Search the records below for the word "JSON". Copy each line where it occurs.

Items listed in a dataset:
....
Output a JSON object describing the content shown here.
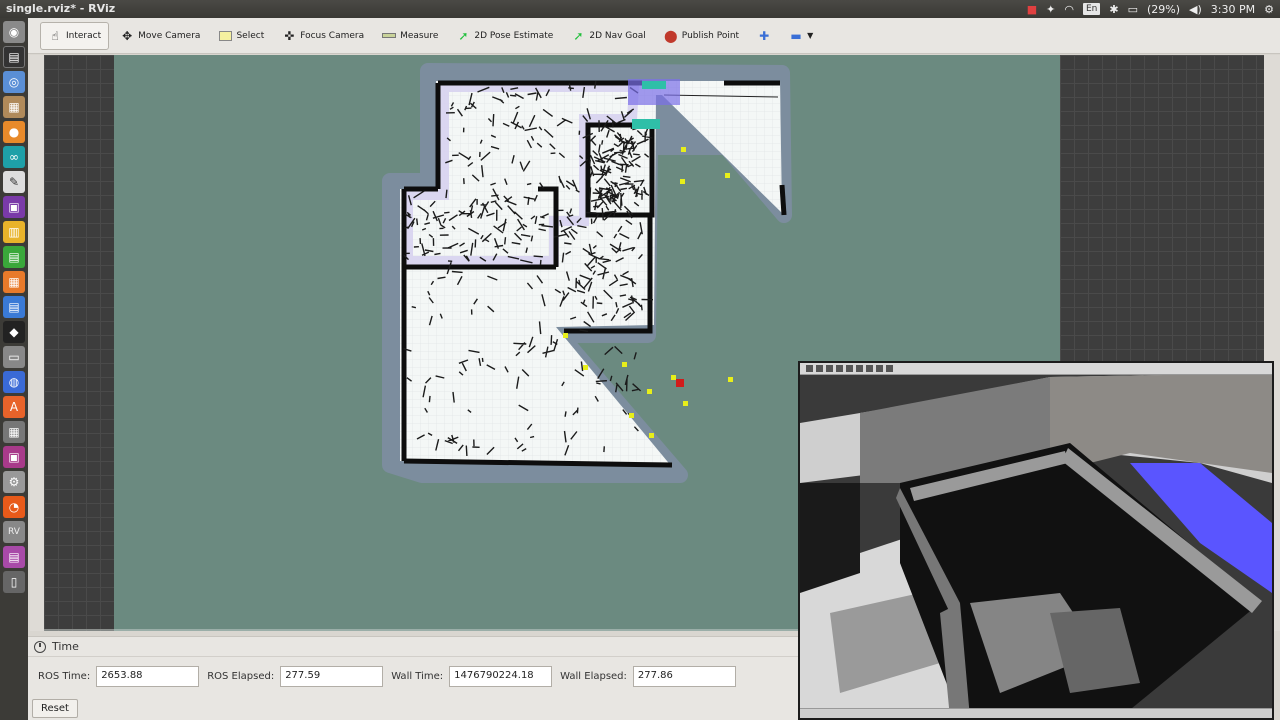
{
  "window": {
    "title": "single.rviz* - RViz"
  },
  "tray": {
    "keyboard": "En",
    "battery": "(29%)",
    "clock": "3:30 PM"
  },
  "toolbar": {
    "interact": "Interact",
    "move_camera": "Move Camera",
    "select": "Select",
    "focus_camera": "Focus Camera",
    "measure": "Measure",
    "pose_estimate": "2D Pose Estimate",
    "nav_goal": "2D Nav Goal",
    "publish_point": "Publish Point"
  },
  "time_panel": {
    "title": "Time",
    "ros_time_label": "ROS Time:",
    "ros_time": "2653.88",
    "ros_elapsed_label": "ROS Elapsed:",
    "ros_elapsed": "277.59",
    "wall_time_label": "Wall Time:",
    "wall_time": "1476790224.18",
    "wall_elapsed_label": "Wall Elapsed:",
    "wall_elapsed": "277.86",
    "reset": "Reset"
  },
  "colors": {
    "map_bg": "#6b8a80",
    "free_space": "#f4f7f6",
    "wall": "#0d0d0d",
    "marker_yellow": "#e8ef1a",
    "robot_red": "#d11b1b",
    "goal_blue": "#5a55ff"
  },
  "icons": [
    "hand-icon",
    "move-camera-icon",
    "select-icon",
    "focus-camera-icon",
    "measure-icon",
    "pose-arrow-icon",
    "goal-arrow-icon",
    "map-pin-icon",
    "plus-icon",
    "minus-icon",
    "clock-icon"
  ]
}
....
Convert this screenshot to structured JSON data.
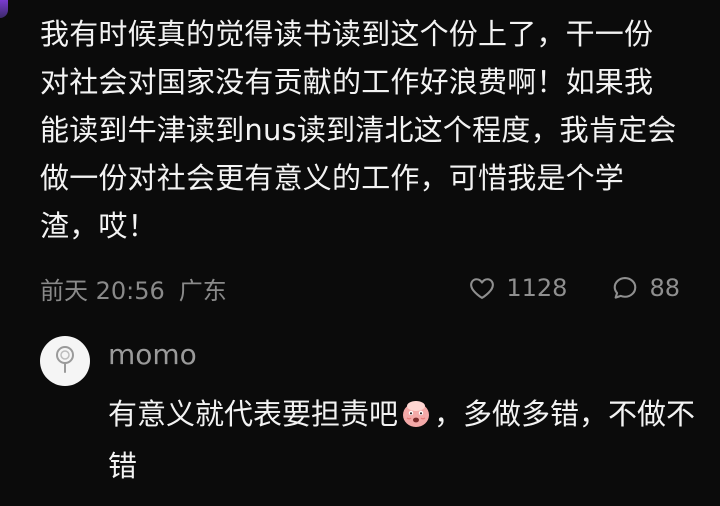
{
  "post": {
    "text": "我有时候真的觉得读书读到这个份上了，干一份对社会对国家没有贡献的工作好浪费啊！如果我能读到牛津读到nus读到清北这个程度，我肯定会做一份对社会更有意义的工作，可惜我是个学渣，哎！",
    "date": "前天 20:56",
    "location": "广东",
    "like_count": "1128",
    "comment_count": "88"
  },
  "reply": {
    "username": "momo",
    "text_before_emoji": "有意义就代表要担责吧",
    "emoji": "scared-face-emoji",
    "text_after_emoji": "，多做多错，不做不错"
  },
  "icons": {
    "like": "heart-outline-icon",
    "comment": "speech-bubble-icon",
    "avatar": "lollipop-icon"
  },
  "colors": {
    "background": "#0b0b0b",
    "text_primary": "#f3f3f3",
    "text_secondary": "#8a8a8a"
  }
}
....
## RESULT OF THIS EXERCISE
Output a JSON object describing the content shown here.
Convert this screenshot to structured JSON data.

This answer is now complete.